- WHAT NEEDS TO BE DONE
Reproduce the entire listing below verbatim.

- RECORDS FOR THIS TASK
========
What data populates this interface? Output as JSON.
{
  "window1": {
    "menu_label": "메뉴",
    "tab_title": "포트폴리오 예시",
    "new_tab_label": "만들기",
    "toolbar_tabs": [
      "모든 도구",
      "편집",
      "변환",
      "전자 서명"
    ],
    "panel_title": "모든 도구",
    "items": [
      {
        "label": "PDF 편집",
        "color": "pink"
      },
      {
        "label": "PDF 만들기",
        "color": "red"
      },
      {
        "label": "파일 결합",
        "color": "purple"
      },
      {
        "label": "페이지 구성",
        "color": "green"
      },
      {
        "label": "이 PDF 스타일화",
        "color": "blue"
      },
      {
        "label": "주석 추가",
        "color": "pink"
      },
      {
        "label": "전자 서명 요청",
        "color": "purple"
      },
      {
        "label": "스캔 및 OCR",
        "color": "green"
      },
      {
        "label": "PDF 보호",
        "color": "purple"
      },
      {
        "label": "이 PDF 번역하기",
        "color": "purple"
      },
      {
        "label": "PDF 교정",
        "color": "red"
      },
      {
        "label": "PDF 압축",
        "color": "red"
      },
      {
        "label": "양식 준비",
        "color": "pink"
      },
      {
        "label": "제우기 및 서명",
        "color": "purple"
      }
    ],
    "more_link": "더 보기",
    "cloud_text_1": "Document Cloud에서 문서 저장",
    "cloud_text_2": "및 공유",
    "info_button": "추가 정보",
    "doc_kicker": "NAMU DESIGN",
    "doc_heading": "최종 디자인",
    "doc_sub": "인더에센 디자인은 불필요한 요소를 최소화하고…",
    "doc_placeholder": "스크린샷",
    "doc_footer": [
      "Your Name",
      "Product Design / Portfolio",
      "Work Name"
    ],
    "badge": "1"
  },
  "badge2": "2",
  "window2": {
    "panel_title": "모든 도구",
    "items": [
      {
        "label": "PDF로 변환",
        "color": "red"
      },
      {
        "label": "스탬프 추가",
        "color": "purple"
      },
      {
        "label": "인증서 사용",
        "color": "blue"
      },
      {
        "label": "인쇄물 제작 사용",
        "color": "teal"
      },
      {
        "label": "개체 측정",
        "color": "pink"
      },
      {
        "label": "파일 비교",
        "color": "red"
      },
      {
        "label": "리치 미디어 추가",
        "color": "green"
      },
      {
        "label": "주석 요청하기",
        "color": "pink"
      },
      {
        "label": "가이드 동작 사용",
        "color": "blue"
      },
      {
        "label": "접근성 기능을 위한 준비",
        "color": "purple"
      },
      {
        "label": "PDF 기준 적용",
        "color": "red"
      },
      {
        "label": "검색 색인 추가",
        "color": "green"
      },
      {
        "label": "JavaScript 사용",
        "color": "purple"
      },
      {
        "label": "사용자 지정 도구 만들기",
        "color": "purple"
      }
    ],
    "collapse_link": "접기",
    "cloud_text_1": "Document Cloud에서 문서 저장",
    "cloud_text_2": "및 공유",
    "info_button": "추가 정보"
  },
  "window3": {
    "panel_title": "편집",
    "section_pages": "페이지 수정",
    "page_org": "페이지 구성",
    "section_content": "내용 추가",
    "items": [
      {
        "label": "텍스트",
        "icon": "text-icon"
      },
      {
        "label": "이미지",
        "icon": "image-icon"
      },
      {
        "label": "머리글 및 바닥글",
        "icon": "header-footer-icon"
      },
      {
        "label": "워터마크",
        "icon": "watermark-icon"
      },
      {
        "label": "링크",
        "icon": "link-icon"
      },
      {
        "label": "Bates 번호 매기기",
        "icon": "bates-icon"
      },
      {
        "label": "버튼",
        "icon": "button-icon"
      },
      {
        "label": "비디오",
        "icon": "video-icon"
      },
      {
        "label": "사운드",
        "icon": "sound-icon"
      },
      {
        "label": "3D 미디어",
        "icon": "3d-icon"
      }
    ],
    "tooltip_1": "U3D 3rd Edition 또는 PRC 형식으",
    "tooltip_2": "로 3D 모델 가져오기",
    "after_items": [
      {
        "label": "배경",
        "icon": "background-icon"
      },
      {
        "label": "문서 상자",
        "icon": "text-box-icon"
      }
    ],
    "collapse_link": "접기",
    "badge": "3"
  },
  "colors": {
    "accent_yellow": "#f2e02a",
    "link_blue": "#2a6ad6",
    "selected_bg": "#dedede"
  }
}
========
- OUTPUT
What data populates this interface? Output as JSON.
{
  "window1": {
    "menu_label": "메뉴",
    "tab_title": "포트폴리오 예시",
    "new_tab_label": "만들기",
    "toolbar_tabs": [
      "모든 도구",
      "편집",
      "변환",
      "전자 서명"
    ],
    "panel_title": "모든 도구",
    "items": [
      {
        "label": "PDF 편집",
        "color": "pink"
      },
      {
        "label": "PDF 만들기",
        "color": "red"
      },
      {
        "label": "파일 결합",
        "color": "purple"
      },
      {
        "label": "페이지 구성",
        "color": "green"
      },
      {
        "label": "이 PDF 스타일화",
        "color": "blue"
      },
      {
        "label": "주석 추가",
        "color": "pink"
      },
      {
        "label": "전자 서명 요청",
        "color": "purple"
      },
      {
        "label": "스캔 및 OCR",
        "color": "green"
      },
      {
        "label": "PDF 보호",
        "color": "purple"
      },
      {
        "label": "이 PDF 번역하기",
        "color": "purple"
      },
      {
        "label": "PDF 교정",
        "color": "red"
      },
      {
        "label": "PDF 압축",
        "color": "red"
      },
      {
        "label": "양식 준비",
        "color": "pink"
      },
      {
        "label": "제우기 및 서명",
        "color": "purple"
      }
    ],
    "more_link": "더 보기",
    "cloud_text_1": "Document Cloud에서 문서 저장",
    "cloud_text_2": "및 공유",
    "info_button": "추가 정보",
    "doc_kicker": "NAMU DESIGN",
    "doc_heading": "최종 디자인",
    "doc_sub": "인더에센 디자인은 불필요한 요소를 최소화하고…",
    "doc_placeholder": "스크린샷",
    "doc_footer": [
      "Your Name",
      "Product Design / Portfolio",
      "Work Name"
    ],
    "badge": "1"
  },
  "badge2": "2",
  "window2": {
    "panel_title": "모든 도구",
    "items": [
      {
        "label": "PDF로 변환",
        "color": "red"
      },
      {
        "label": "스탬프 추가",
        "color": "purple"
      },
      {
        "label": "인증서 사용",
        "color": "blue"
      },
      {
        "label": "인쇄물 제작 사용",
        "color": "teal"
      },
      {
        "label": "개체 측정",
        "color": "pink"
      },
      {
        "label": "파일 비교",
        "color": "red"
      },
      {
        "label": "리치 미디어 추가",
        "color": "green"
      },
      {
        "label": "주석 요청하기",
        "color": "pink"
      },
      {
        "label": "가이드 동작 사용",
        "color": "blue"
      },
      {
        "label": "접근성 기능을 위한 준비",
        "color": "purple"
      },
      {
        "label": "PDF 기준 적용",
        "color": "red"
      },
      {
        "label": "검색 색인 추가",
        "color": "green"
      },
      {
        "label": "JavaScript 사용",
        "color": "purple"
      },
      {
        "label": "사용자 지정 도구 만들기",
        "color": "purple"
      }
    ],
    "collapse_link": "접기",
    "cloud_text_1": "Document Cloud에서 문서 저장",
    "cloud_text_2": "및 공유",
    "info_button": "추가 정보"
  },
  "window3": {
    "panel_title": "편집",
    "section_pages": "페이지 수정",
    "page_org": "페이지 구성",
    "section_content": "내용 추가",
    "items": [
      {
        "label": "텍스트",
        "icon": "text-icon"
      },
      {
        "label": "이미지",
        "icon": "image-icon"
      },
      {
        "label": "머리글 및 바닥글",
        "icon": "header-footer-icon"
      },
      {
        "label": "워터마크",
        "icon": "watermark-icon"
      },
      {
        "label": "링크",
        "icon": "link-icon"
      },
      {
        "label": "Bates 번호 매기기",
        "icon": "bates-icon"
      },
      {
        "label": "버튼",
        "icon": "button-icon"
      },
      {
        "label": "비디오",
        "icon": "video-icon"
      },
      {
        "label": "사운드",
        "icon": "sound-icon"
      },
      {
        "label": "3D 미디어",
        "icon": "3d-icon"
      }
    ],
    "tooltip_1": "U3D 3rd Edition 또는 PRC 형식으",
    "tooltip_2": "로 3D 모델 가져오기",
    "after_items": [
      {
        "label": "배경",
        "icon": "background-icon"
      },
      {
        "label": "문서 상자",
        "icon": "text-box-icon"
      }
    ],
    "collapse_link": "접기",
    "badge": "3"
  },
  "colors": {
    "accent_yellow": "#f2e02a",
    "link_blue": "#2a6ad6",
    "selected_bg": "#dedede"
  }
}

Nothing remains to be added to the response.